TASK STATEMENT = Set each entry down exactly as written.
INFORMATION START
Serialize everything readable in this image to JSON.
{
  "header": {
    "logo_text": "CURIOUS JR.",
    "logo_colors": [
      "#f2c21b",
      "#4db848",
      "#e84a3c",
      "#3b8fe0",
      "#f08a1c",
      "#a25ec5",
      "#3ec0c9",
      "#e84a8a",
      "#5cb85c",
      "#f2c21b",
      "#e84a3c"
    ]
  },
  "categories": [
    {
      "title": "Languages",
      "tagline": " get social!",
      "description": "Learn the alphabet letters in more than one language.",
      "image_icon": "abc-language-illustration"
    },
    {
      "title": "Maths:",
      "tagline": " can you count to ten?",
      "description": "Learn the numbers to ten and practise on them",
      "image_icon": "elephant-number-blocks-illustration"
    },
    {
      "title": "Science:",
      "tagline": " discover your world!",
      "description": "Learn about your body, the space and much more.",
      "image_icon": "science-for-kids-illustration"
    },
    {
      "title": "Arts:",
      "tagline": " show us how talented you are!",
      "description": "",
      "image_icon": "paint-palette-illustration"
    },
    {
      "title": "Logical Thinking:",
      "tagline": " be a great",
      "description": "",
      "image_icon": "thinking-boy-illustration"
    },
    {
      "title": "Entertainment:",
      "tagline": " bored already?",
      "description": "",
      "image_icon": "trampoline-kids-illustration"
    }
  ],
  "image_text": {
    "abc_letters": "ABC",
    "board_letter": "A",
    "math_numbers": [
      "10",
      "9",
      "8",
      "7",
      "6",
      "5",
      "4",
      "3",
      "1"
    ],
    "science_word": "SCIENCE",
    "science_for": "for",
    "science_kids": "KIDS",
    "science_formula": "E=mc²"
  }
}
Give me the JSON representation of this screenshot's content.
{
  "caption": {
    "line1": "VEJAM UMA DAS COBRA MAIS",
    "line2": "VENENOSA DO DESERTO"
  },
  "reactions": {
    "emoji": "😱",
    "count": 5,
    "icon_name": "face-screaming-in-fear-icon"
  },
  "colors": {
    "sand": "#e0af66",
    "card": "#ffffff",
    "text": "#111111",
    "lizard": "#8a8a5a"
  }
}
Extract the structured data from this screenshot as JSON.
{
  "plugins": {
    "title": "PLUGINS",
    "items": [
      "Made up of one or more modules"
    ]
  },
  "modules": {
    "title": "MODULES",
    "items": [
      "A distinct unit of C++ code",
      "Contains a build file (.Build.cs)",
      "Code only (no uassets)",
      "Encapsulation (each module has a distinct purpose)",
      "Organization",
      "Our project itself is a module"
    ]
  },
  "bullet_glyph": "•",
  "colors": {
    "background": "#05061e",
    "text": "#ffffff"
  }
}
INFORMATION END
RESPONSE =
Serialize everything readable in this image to JSON.
{
  "header": {
    "logo_text": "CURIOUS JR.",
    "logo_colors": [
      "#f2c21b",
      "#4db848",
      "#e84a3c",
      "#3b8fe0",
      "#f08a1c",
      "#a25ec5",
      "#3ec0c9",
      "#e84a8a",
      "#5cb85c",
      "#f2c21b",
      "#e84a3c"
    ]
  },
  "categories": [
    {
      "title": "Languages",
      "tagline": " get social!",
      "description": "Learn the alphabet letters in more than one language.",
      "image_icon": "abc-language-illustration"
    },
    {
      "title": "Maths:",
      "tagline": " can you count to ten?",
      "description": "Learn the numbers to ten and practise on them",
      "image_icon": "elephant-number-blocks-illustration"
    },
    {
      "title": "Science:",
      "tagline": " discover your world!",
      "description": "Learn about your body, the space and much more.",
      "image_icon": "science-for-kids-illustration"
    },
    {
      "title": "Arts:",
      "tagline": " show us how talented you are!",
      "description": "",
      "image_icon": "paint-palette-illustration"
    },
    {
      "title": "Logical Thinking:",
      "tagline": " be a great",
      "description": "",
      "image_icon": "thinking-boy-illustration"
    },
    {
      "title": "Entertainment:",
      "tagline": " bored already?",
      "description": "",
      "image_icon": "trampoline-kids-illustration"
    }
  ],
  "image_text": {
    "abc_letters": "ABC",
    "board_letter": "A",
    "math_numbers": [
      "10",
      "9",
      "8",
      "7",
      "6",
      "5",
      "4",
      "3",
      "1"
    ],
    "science_word": "SCIENCE",
    "science_for": "for",
    "science_kids": "KIDS",
    "science_formula": "E=mc²"
  }
}
Give me the JSON representation of this screenshot's content.
{
  "caption": {
    "line1": "VEJAM UMA DAS COBRA MAIS",
    "line2": "VENENOSA DO DESERTO"
  },
  "reactions": {
    "emoji": "😱",
    "count": 5,
    "icon_name": "face-screaming-in-fear-icon"
  },
  "colors": {
    "sand": "#e0af66",
    "card": "#ffffff",
    "text": "#111111",
    "lizard": "#8a8a5a"
  }
}
Extract the structured data from this screenshot as JSON.
{
  "plugins": {
    "title": "PLUGINS",
    "items": [
      "Made up of one or more modules"
    ]
  },
  "modules": {
    "title": "MODULES",
    "items": [
      "A distinct unit of C++ code",
      "Contains a build file (.Build.cs)",
      "Code only (no uassets)",
      "Encapsulation (each module has a distinct purpose)",
      "Organization",
      "Our project itself is a module"
    ]
  },
  "bullet_glyph": "•",
  "colors": {
    "background": "#05061e",
    "text": "#ffffff"
  }
}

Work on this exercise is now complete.